Conda Environments with Docker

Chad Lagore
2 min readMar 9, 2018

Conda is a nice choice for a package manager in Python. The primary reason I end up using it over pip or pipenv, is to install Python packages that have non-Python dependencies (written in C, Fortran or some other compilable language). Conda does this dependency resolution and source installation quite well. In fact chances are, if your pip installation is failing (for non-permissions reasons), Conda can probably help you.
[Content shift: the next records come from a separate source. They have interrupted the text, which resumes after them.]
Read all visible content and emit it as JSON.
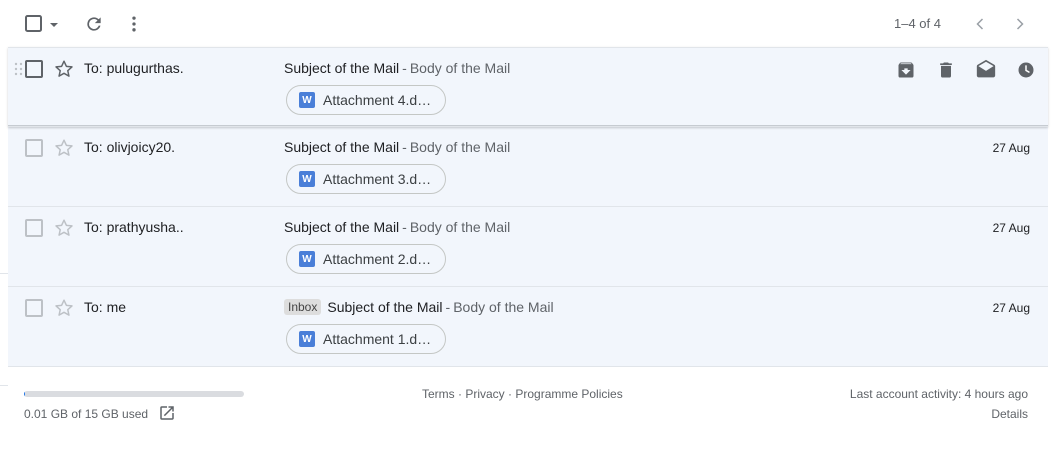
{
  "toolbar": {
    "pager_text": "1–4 of 4"
  },
  "emails": [
    {
      "to": "To: pulugurthas.",
      "label": "",
      "subject": "Subject of the Mail",
      "separator": " - ",
      "body": "Body of the Mail",
      "date": "",
      "attachment": "Attachment 4.d…"
    },
    {
      "to": "To: olivjoicy20.",
      "label": "",
      "subject": "Subject of the Mail",
      "separator": " - ",
      "body": "Body of the Mail",
      "date": "27 Aug",
      "attachment": "Attachment 3.d…"
    },
    {
      "to": "To: prathyusha..",
      "label": "",
      "subject": "Subject of the Mail",
      "separator": " - ",
      "body": "Body of the Mail",
      "date": "27 Aug",
      "attachment": "Attachment 2.d…"
    },
    {
      "to": "To: me",
      "label": "Inbox",
      "subject": "Subject of the Mail",
      "separator": " - ",
      "body": "Body of the Mail",
      "date": "27 Aug",
      "attachment": "Attachment 1.d…"
    }
  ],
  "attachment_icon_letter": "W",
  "footer": {
    "storage_text": "0.01 GB of 15 GB used",
    "storage_fraction": 0.001,
    "link_terms": "Terms",
    "link_privacy": "Privacy",
    "link_policies": "Programme Policies",
    "link_sep": " · ",
    "activity": "Last account activity: 4 hours ago",
    "details": "Details"
  },
  "colors": {
    "row_bg": "#f2f6fc",
    "accent": "#1a73e8",
    "word_icon": "#4a7fd8"
  }
}
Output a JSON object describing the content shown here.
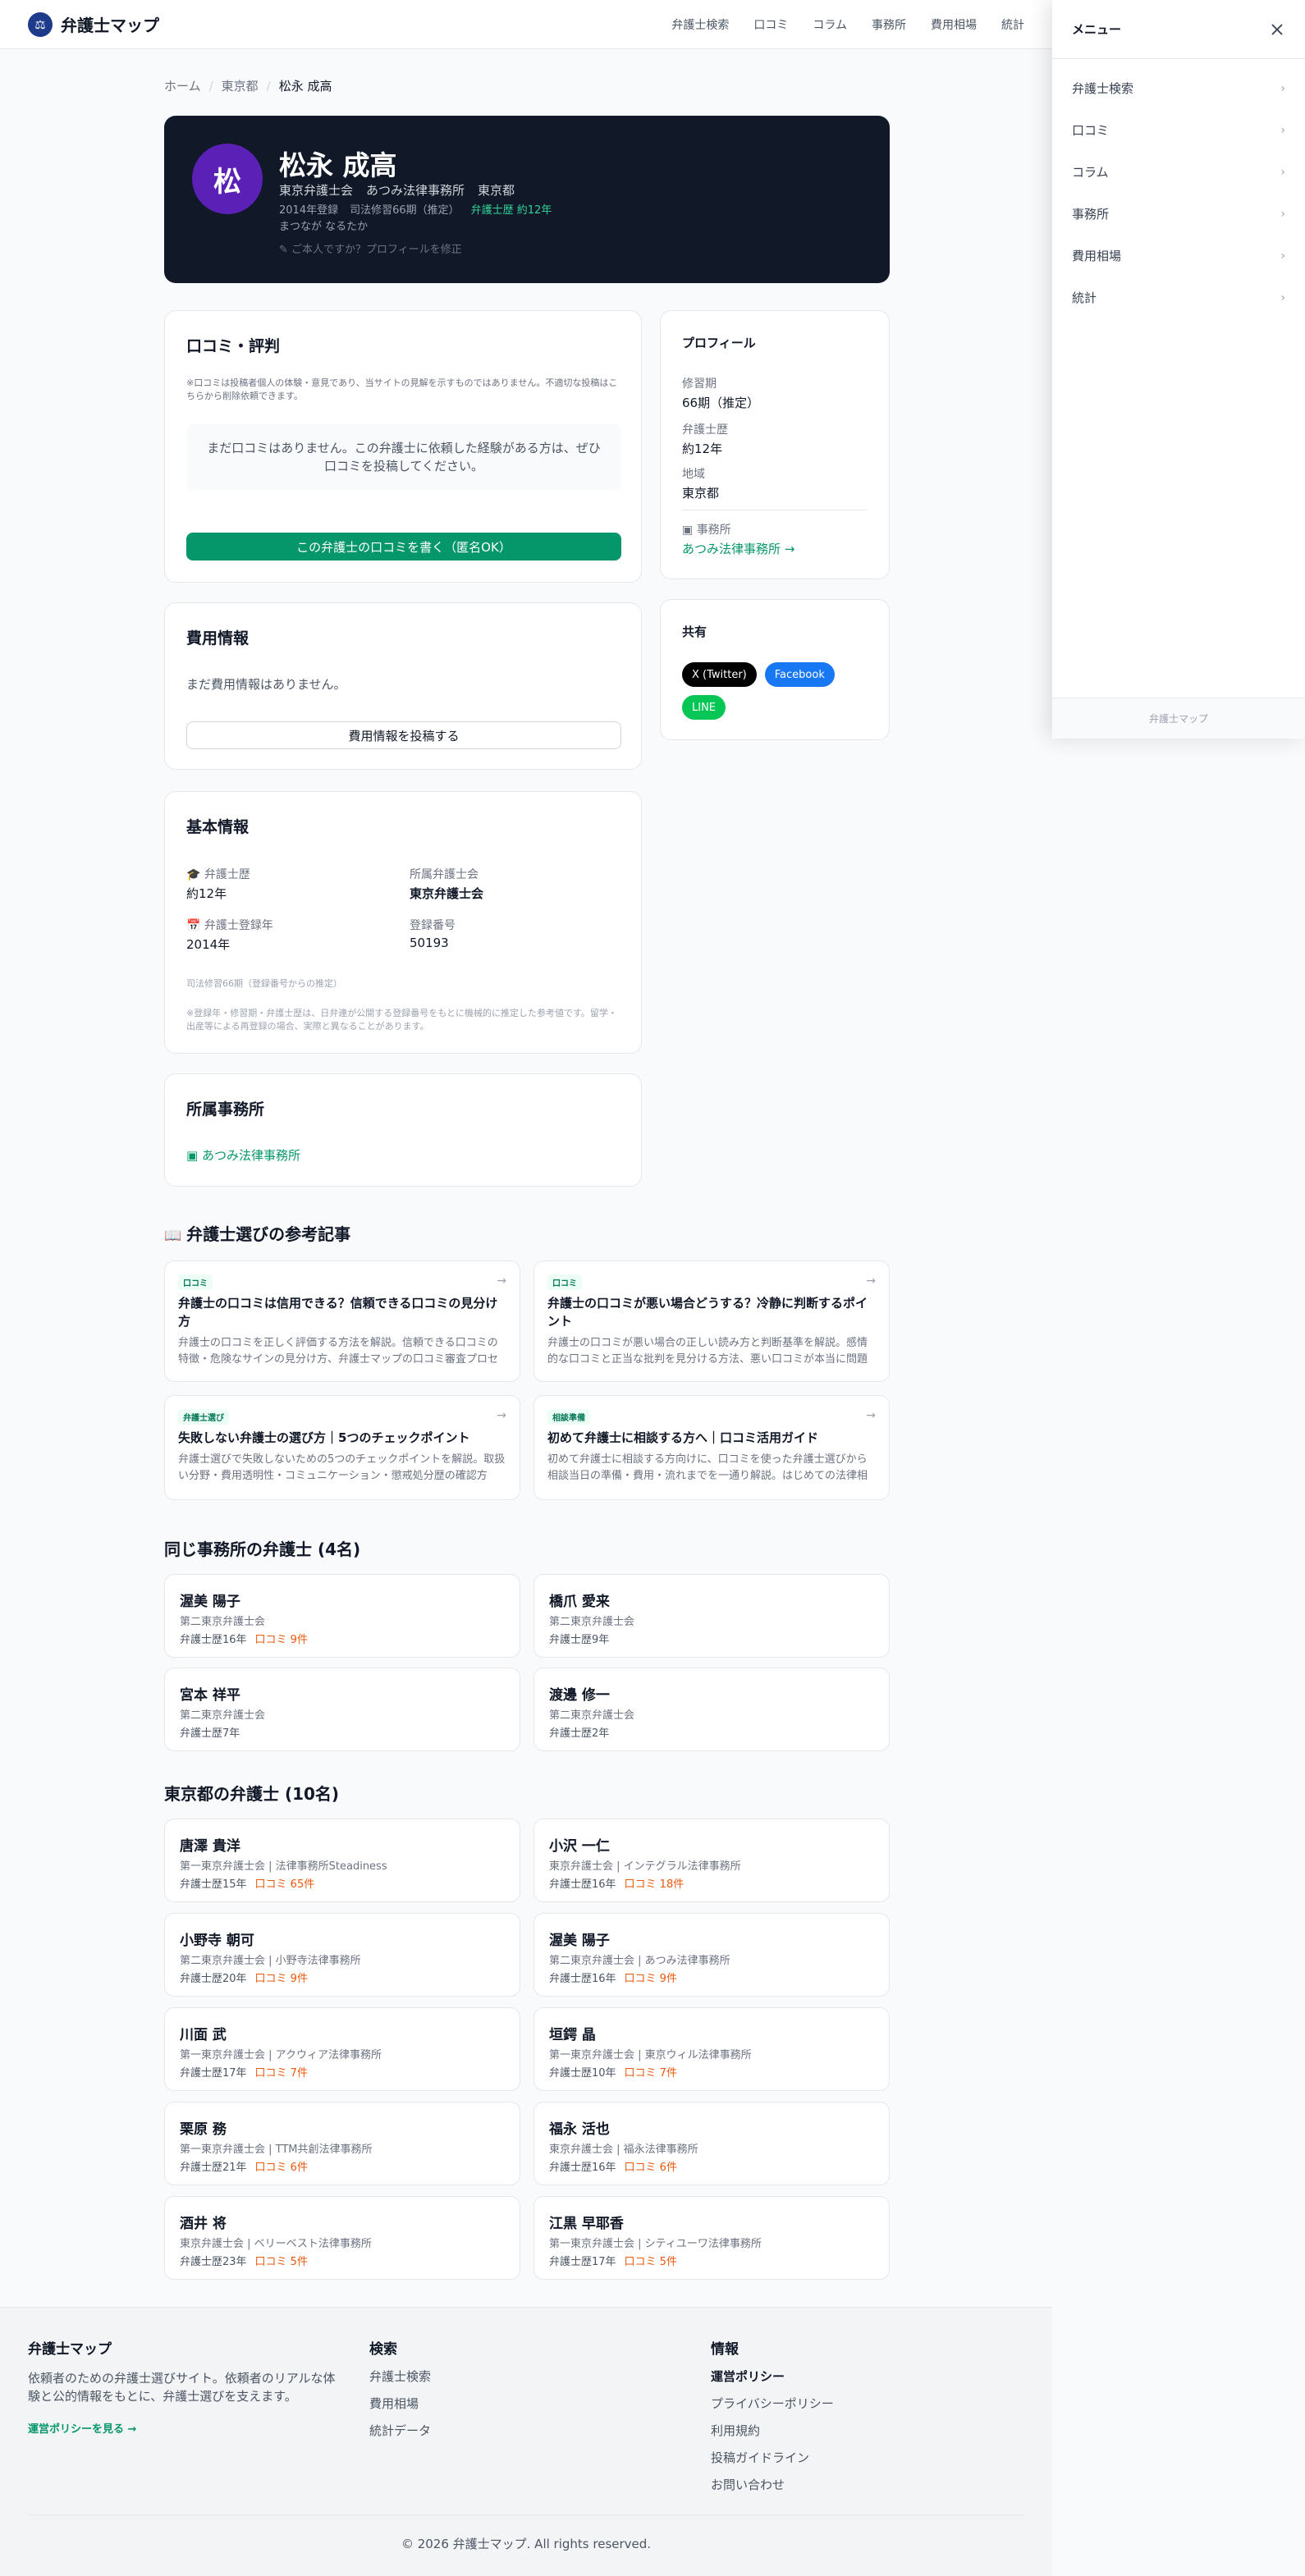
{
  "header": {
    "logo_glyph": "⚖",
    "site_name": "弁護士マップ",
    "nav": [
      "弁護士検索",
      "口コミ",
      "コラム",
      "事務所",
      "費用相場",
      "統計"
    ]
  },
  "breadcrumb": [
    "ホーム",
    "東京都",
    "松永 成高"
  ],
  "hero": {
    "initial": "松",
    "name": "松永 成高",
    "bar": "東京弁護士会",
    "firm": "あつみ法律事務所",
    "region": "東京都",
    "registered": "2014年登録",
    "term": "司法修習66期（推定）",
    "experience": "弁護士歴 約12年",
    "kana": "まつなが なるたか",
    "edit_link": "ご本人ですか？プロフィールを修正"
  },
  "reviews": {
    "title": "口コミ・評判",
    "disclaimer": "※口コミは投稿者個人の体験・意見であり、当サイトの見解を示すものではありません。不適切な投稿はこちらから削除依頼できます。",
    "empty": "まだ口コミはありません。この弁護士に依頼した経験がある方は、ぜひ口コミを投稿してください。",
    "cta": "この弁護士の口コミを書く（匿名OK）"
  },
  "fees": {
    "title": "費用情報",
    "empty": "まだ費用情報はありません。",
    "cta": "費用情報を投稿する"
  },
  "basic": {
    "title": "基本情報",
    "exp_label": "弁護士歴",
    "exp_value": "約12年",
    "bar_label": "所属弁護士会",
    "bar_value": "東京弁護士会",
    "reg_label": "弁護士登録年",
    "reg_value": "2014年",
    "num_label": "登録番号",
    "num_value": "50193",
    "term_note": "司法修習66期（登録番号からの推定）",
    "footnote": "※登録年・修習期・弁護士歴は、日弁連が公開する登録番号をもとに機械的に推定した参考値です。留学・出産等による再登録の場合、実際と異なることがあります。"
  },
  "office": {
    "title": "所属事務所",
    "firm": "あつみ法律事務所"
  },
  "profile": {
    "title": "プロフィール",
    "term_label": "修習期",
    "term_value": "66期（推定）",
    "exp_label": "弁護士歴",
    "exp_value": "約12年",
    "region_label": "地域",
    "region_value": "東京都",
    "office_label": "事務所",
    "office_link": "あつみ法律事務所 →"
  },
  "share": {
    "title": "共有",
    "twitter": "X (Twitter)",
    "facebook": "Facebook",
    "line": "LINE"
  },
  "articles": {
    "title": "弁護士選びの参考記事",
    "items": [
      {
        "tag": "口コミ",
        "title": "弁護士の口コミは信用できる？信頼できる口コミの見分け方",
        "desc": "弁護士の口コミを正しく評価する方法を解説。信頼できる口コミの特徴・危険なサインの見分け方、弁護士マップの口コミ審査プロセス…"
      },
      {
        "tag": "口コミ",
        "title": "弁護士の口コミが悪い場合どうする？冷静に判断するポイント",
        "desc": "弁護士の口コミが悪い場合の正しい読み方と判断基準を解説。感情的な口コミと正当な批判を見分ける方法、悪い口コミが本当に問題に…"
      },
      {
        "tag": "弁護士選び",
        "title": "失敗しない弁護士の選び方｜5つのチェックポイント",
        "desc": "弁護士選びで失敗しないための5つのチェックポイントを解説。取扱い分野・費用透明性・コミュニケーション・懲戒処分歴の確認方法。"
      },
      {
        "tag": "相談準備",
        "title": "初めて弁護士に相談する方へ｜口コミ活用ガイド",
        "desc": "初めて弁護士に相談する方向けに、口コミを使った弁護士選びから相談当日の準備・費用・流れまでを一通り解説。はじめての法律相談…"
      }
    ]
  },
  "same_office": {
    "title": "同じ事務所の弁護士 (4名)",
    "items": [
      {
        "name": "渥美 陽子",
        "bar": "第二東京弁護士会",
        "years": "弁護士歴16年",
        "reviews": "口コミ 9件"
      },
      {
        "name": "橋爪 愛来",
        "bar": "第二東京弁護士会",
        "years": "弁護士歴9年",
        "reviews": ""
      },
      {
        "name": "宮本 祥平",
        "bar": "第二東京弁護士会",
        "years": "弁護士歴7年",
        "reviews": ""
      },
      {
        "name": "渡邊 修一",
        "bar": "第二東京弁護士会",
        "years": "弁護士歴2年",
        "reviews": ""
      }
    ]
  },
  "region_lawyers": {
    "title": "東京都の弁護士 (10名)",
    "items": [
      {
        "name": "唐澤 貴洋",
        "bar": "第一東京弁護士会 | 法律事務所Steadiness",
        "years": "弁護士歴15年",
        "reviews": "口コミ 65件"
      },
      {
        "name": "小沢 一仁",
        "bar": "東京弁護士会 | インテグラル法律事務所",
        "years": "弁護士歴16年",
        "reviews": "口コミ 18件"
      },
      {
        "name": "小野寺 朝可",
        "bar": "第二東京弁護士会 | 小野寺法律事務所",
        "years": "弁護士歴20年",
        "reviews": "口コミ 9件"
      },
      {
        "name": "渥美 陽子",
        "bar": "第二東京弁護士会 | あつみ法律事務所",
        "years": "弁護士歴16年",
        "reviews": "口コミ 9件"
      },
      {
        "name": "川面 武",
        "bar": "第一東京弁護士会 | アクウィア法律事務所",
        "years": "弁護士歴17年",
        "reviews": "口コミ 7件"
      },
      {
        "name": "垣鍔 晶",
        "bar": "第一東京弁護士会 | 東京ウィル法律事務所",
        "years": "弁護士歴10年",
        "reviews": "口コミ 7件"
      },
      {
        "name": "栗原 務",
        "bar": "第一東京弁護士会 | TTM共創法律事務所",
        "years": "弁護士歴21年",
        "reviews": "口コミ 6件"
      },
      {
        "name": "福永 活也",
        "bar": "東京弁護士会 | 福永法律事務所",
        "years": "弁護士歴16年",
        "reviews": "口コミ 6件"
      },
      {
        "name": "酒井 将",
        "bar": "東京弁護士会 | ベリーベスト法律事務所",
        "years": "弁護士歴23年",
        "reviews": "口コミ 5件"
      },
      {
        "name": "江黒 早耶香",
        "bar": "第一東京弁護士会 | シティユーワ法律事務所",
        "years": "弁護士歴17年",
        "reviews": "口コミ 5件"
      }
    ]
  },
  "footer": {
    "brand": "弁護士マップ",
    "desc": "依頼者のための弁護士選びサイト。依頼者のリアルな体験と公的情報をもとに、弁護士選びを支えます。",
    "policy_link": "運営ポリシーを見る →",
    "search_title": "検索",
    "search_links": [
      "弁護士検索",
      "費用相場",
      "統計データ"
    ],
    "info_title": "情報",
    "info_links": [
      "運営ポリシー",
      "プライバシーポリシー",
      "利用規約",
      "投稿ガイドライン",
      "お問い合わせ"
    ],
    "copyright": "© 2026 弁護士マップ. All rights reserved."
  },
  "menu": {
    "title": "メニュー",
    "items": [
      "弁護士検索",
      "口コミ",
      "コラム",
      "事務所",
      "費用相場",
      "統計"
    ],
    "footer": "弁護士マップ"
  }
}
Using Conda with Docker was a bit strange at first. Ideally the project should make use of an environment.yml (a refreshing upgrade from the traditional requirements.txt) — but this requires using a Conda environment — so now we’ll have a virtual environment within a Docker container. It’s not an unwelcome bit of extra isolation, but if a environment exists within the container, it’s best that we don’t have to ever think about it. I’ve seen some heroic attempts to make the Conda environment transparent to the user.

Happily the solution is easier than you might expect, here’s the Dockerfile stub to get you started.

FROM continuumio/miniconda3RUN conda create -n env python=3.6
RUN echo "source activate env" > ~/.bashrc
ENV PATH /opt/conda/envs/env/bin:$PATH

Build it,

$ docker build -t condatest .
Sending build context to Docker daemon 160.8kB
Step 1/3 : FROM continuumio/miniconda
---> 53447bc91028
Step 2/3 : RUN conda create -n env python=3.5
---> Using cache
---> 60042252066c
Step 3/3 : RUN echo "source activate env" > ~/.bashrc
---> Running in 48bf43a954f6
Removing intermediate container 48bf43a954f6
---> 0f902c2d6431
Successfully built 0f902c2d6431
Successfully tagged condatest:latest
$ docker run -it condatest
(env) root@8b7a59b17d5f:/#

Notice that we’re immediately running within the virtual environment. Heres the stub for an environment created from your environment.yml.

FROM continuumio/miniconda3ADD environment.yml /tmp/environment.yml
RUN conda env create -f /tmp/environment.yml
# Pull the environment name out of the environment.yml
RUN echo "source activate $(head -1 /tmp/environment.yml | cut -d' ' -f2)" > ~/.bashrc
ENV PATH /opt/conda/envs/$(head -1 /tmp/environment.yml | cut -d' ' -f2)/bin:$PATH

A slight tweak on the environment activation command lets you use the same environment name that we specified at the top of our environment.yml. Hope this helps!